Coming This Month: A $750 Billion Corporate Bond-Buying Program
On the list of things that the government should not do, there must be a spot for the $750 billion corporate bond buying that is slated to begin this month. Under the Primary Market Corporate Credit Facility (PMCCF) and the Secondary Market Corporate Credit Facility (SMCCF), the Fed will lend money to the US government, which will make the appropriate bond purchases. Whether the Treasury will enlist the help of the best bond traders from Wall Street to actively trade in the market or whether a simple buy-and-hold strategy will be employed has yet to be seen. But this is what we know from this week’s press release, courtesy of the New York Fed:
the SMCCF is expected to begin purchasing eligible ETFs [exchange-traded funds] in early May. The PMCCF is expected to become operational and the SMCCF is expected to begin purchasing eligible corporate bonds soon thereafter.
Per the Federal Reserve, the PMCCF program is supposed to “provide companies access to credit so that they are better able to maintain business operations and capacity during the period of dislocations related to the pandemic,” while the SMCCF program is designed to “support credit to employers by providing liquidity to the market for outstanding corporate bonds.” These explanations sound both nebulous and temporary, so we will continue to monitor their development.
There are consequences to having a government buy and ultimately sell corporate bonds, such as artificially increasing bond prices, increasing the money supply, and effectively subsidizing certain corporations at the expense of taxpayers. An exhaustive list would be a laborious attempt to show what many policymakers appear not to know. Although it is important to factor in the immediate consequences, we must also consider one very important question: When will this end for good?
Whether or not the bonds are repaid or the securities successfully traded is not as important as the fact that once the program starts, it could become a permanent monetary tool for the Fed. Even worse, if the program is considered a success, it may lead to a wider acceptance of government ownership of other assets to be funded by Fed lending facilities.
To gain insight into these asset programs’ potential future, we can look at the European Union, whose central bank interventionism is more advanced. On Tuesday the German Federal Constitutional Court ruled that the European Central Bank (ECB) has three months to carry out a “proportionality assessment” of its now €2 trillion public bond program, known as the Public Sector Purchase Programme (PSPP), which began in 2015. Upon review of the assessment, the German court may block the ECB from buying German bonds due to a potential breach in the constitutionality of the asset program. In what can serve as a sign of things to come, the court said that:
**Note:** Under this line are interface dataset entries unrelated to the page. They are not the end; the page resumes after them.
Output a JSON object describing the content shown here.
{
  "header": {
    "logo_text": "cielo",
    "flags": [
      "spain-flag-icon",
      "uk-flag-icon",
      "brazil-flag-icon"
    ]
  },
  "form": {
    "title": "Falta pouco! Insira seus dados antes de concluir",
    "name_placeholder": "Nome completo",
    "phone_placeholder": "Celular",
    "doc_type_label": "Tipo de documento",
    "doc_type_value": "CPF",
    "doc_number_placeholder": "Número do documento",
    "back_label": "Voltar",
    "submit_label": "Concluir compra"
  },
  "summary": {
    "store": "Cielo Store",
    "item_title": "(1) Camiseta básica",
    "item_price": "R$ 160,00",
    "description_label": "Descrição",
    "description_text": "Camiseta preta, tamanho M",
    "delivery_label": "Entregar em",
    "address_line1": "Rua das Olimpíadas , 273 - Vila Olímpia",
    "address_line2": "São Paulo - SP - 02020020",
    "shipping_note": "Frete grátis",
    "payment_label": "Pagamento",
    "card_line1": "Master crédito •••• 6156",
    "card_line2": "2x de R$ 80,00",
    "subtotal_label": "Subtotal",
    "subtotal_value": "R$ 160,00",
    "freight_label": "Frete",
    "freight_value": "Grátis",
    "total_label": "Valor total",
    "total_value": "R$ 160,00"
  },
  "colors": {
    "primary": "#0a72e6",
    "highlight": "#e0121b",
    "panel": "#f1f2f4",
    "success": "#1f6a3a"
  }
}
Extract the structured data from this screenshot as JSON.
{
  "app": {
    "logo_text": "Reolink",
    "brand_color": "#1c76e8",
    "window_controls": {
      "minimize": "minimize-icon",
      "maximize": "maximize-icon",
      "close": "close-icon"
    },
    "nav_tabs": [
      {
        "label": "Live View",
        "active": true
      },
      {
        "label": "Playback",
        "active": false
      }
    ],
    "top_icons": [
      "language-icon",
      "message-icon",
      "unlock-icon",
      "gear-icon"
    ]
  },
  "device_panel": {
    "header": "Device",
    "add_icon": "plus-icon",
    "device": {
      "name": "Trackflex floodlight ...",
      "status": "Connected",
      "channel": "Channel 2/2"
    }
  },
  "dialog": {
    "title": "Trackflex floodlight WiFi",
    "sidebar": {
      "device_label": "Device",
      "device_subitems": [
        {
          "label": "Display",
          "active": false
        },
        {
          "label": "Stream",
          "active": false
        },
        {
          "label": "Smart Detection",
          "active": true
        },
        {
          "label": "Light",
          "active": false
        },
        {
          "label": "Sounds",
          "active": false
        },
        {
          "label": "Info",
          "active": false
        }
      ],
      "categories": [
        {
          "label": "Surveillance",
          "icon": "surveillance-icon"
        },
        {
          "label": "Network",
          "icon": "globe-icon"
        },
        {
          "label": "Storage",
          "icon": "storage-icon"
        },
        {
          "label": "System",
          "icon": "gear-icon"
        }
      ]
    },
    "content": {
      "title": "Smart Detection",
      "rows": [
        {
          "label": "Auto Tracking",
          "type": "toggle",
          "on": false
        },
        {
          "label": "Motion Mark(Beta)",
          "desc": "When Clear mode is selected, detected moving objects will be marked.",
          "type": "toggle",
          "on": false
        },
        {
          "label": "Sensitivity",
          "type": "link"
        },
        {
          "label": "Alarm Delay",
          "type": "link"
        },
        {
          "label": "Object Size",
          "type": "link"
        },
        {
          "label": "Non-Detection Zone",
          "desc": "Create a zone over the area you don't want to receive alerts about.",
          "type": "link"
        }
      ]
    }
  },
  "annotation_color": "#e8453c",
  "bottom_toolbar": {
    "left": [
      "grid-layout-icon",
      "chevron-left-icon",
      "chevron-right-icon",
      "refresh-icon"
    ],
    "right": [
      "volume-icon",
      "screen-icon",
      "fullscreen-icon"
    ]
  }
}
the PSPP lowers general interest rates, it allows economically unviable companies to stay on the market. Finally, the longer the programme continues and the more its total volume increases, the greater the risk that the Eurosystem becomes dependent on Member State politics as it can no longer simply terminate and undo the programme without jeopardising the stability of the monetary union.
Even more inspiring than the ruling is the fact that the complaint was originated, as the Financial Times noted, by 1,750 people, led by German economists and legal professors!
Considering how many economic and legal professors there are in America, one would think that a significant number of them would consistently challenge the Fed and the government on issues such as multitrillion-dollar bailout programs, or at least make a concerted effort to enlighten the public on the government’s anticapitalist endeavors. Sadly, there seems to be little desire for the “experts” to bring this to the public’s attention, even though the public is liable to pay for these programs without ever consenting to them. If not academia, who will stand up against these borderline unconstitutional actions, which are nearly impossible to wind down once they begin?